• EXERCISE REQUIREMENTS: Copy out all of the data that follows, exactly as it appears.

----

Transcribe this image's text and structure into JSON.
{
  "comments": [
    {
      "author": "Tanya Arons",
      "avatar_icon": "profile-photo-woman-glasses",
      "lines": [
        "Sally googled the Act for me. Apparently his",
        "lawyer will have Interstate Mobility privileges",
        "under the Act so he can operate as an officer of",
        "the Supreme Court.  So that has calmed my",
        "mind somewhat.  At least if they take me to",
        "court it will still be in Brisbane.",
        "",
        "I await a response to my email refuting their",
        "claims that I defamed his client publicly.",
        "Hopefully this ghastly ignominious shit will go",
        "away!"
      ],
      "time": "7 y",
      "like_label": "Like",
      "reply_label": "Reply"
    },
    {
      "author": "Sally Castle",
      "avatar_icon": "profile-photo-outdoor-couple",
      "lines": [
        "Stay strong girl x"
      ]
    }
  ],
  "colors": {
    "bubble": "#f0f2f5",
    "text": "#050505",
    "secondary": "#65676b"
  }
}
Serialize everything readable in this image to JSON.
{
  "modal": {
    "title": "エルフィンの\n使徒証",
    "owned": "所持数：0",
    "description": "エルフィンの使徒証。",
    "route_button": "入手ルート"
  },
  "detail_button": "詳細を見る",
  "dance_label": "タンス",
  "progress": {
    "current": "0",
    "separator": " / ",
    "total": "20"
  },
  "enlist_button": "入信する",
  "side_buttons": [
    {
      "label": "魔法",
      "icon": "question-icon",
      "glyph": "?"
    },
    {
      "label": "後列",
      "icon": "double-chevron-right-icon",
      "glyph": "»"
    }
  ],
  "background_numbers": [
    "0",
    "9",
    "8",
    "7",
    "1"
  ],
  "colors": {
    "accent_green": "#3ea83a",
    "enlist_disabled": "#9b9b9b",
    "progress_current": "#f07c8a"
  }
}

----

• EXERCISE RESULT:
Transcribe this image's text and structure into JSON.
{
  "comments": [
    {
      "author": "Tanya Arons",
      "avatar_icon": "profile-photo-woman-glasses",
      "lines": [
        "Sally googled the Act for me. Apparently his",
        "lawyer will have Interstate Mobility privileges",
        "under the Act so he can operate as an officer of",
        "the Supreme Court.  So that has calmed my",
        "mind somewhat.  At least if they take me to",
        "court it will still be in Brisbane.",
        "",
        "I await a response to my email refuting their",
        "claims that I defamed his client publicly.",
        "Hopefully this ghastly ignominious shit will go",
        "away!"
      ],
      "time": "7 y",
      "like_label": "Like",
      "reply_label": "Reply"
    },
    {
      "author": "Sally Castle",
      "avatar_icon": "profile-photo-outdoor-couple",
      "lines": [
        "Stay strong girl x"
      ]
    }
  ],
  "colors": {
    "bubble": "#f0f2f5",
    "text": "#050505",
    "secondary": "#65676b"
  }
}
Serialize everything readable in this image to JSON.
{
  "modal": {
    "title": "エルフィンの\n使徒証",
    "owned": "所持数：0",
    "description": "エルフィンの使徒証。",
    "route_button": "入手ルート"
  },
  "detail_button": "詳細を見る",
  "dance_label": "タンス",
  "progress": {
    "current": "0",
    "separator": " / ",
    "total": "20"
  },
  "enlist_button": "入信する",
  "side_buttons": [
    {
      "label": "魔法",
      "icon": "question-icon",
      "glyph": "?"
    },
    {
      "label": "後列",
      "icon": "double-chevron-right-icon",
      "glyph": "»"
    }
  ],
  "background_numbers": [
    "0",
    "9",
    "8",
    "7",
    "1"
  ],
  "colors": {
    "accent_green": "#3ea83a",
    "enlist_disabled": "#9b9b9b",
    "progress_current": "#f07c8a"
  }
}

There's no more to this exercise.